It could even be a more fun engine if it weren't for the gearbox and its extra long gear ratios, there to help lower the car's average fuel consumption, as Mazda openly acknowledges. Even so, with the manual gearbox, the CX-3 shows a certain amount of verve. I was also able to test it with the automatic transmission and all-wheel drive. This configuration is, how to say, ideal for a very small audience: the one that moves exclusively in urban areas and with strong adverse weather in winter. The automatic transmission is a classic torque converter that can't hide its classic design. It's a slow gearbox that erases a large part of the engine's liveliness and that the manual gearbox does let you see despite its long gear ratios.
The 1.5D knows how to be discreet and with verve when we ask it to, as long as it's with manual gearbox.
While previous Mazdas had a reputation for having a firm suspension, the CX-3 clearly abandons the taste for driving fun, at least in its diesel version, because in petrol it is still present. The suspension filters effectively the irregularities of the road, but the front end suffers from an excessive bumpiness (up to four consecutive undulations of the nose I have counted after passing through a pothole). Perhaps a tuning with less firmness in the springs and a little more in the damping would erase this phenomenon. Otherwise, it shows an excellent comfort and the steering is precise and quick without being communicative.

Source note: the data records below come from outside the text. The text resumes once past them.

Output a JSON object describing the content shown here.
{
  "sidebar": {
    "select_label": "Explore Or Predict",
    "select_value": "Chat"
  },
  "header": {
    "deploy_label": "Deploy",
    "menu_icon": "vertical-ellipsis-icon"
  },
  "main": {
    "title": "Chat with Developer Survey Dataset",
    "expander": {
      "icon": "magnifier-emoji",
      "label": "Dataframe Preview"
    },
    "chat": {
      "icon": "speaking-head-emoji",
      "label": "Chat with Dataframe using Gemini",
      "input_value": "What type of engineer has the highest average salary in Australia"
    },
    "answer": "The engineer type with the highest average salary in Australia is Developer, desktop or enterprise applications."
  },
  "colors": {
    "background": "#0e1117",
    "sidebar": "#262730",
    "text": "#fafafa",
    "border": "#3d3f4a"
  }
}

To the excellent comfort already proven in the 1.5 litre, the 2.0 150 adds a touch of sporty performance.
I was also able to test the CX-3 with the 2.0-litre 150 bhp engine, front-wheel drive and manual gearbox. This is undoubtedly the most genuinely Mazda version of the range. To the excellent comfort already proven in the 1.5-liter, the 2.0 150 adds a touch of sporty behavior. From the outset, the diesel's chugging phenomenon is non-existent, so the CX-3 is a really agile car that's fun to drive. You can position the car in the corner with the brakes (i.e. by braking at the entrance of the corner and not before) or you can help it to turn by easing off a little on the accelerator. And the rear axle is not against a bit of a dance from time to time. Even the ESP is somewhat permissive, but it never lets you drift the car like a BMW DTC would, it always recovers you before a lambda driver can get scared of the situation. In short, it's not intrusive. Among its rivals, a Peugeot 2008 will be a little more incisive, while a MINI Countryman will have more poise. The CX-3, at least the 2.0 150, offers greater homogeneity. Otherwise, it also has a gearbox with very long gear ratios (between second and third there is a jump of more than 1,000 turns, for example), but whose handling is pleasant, relatively short and firm.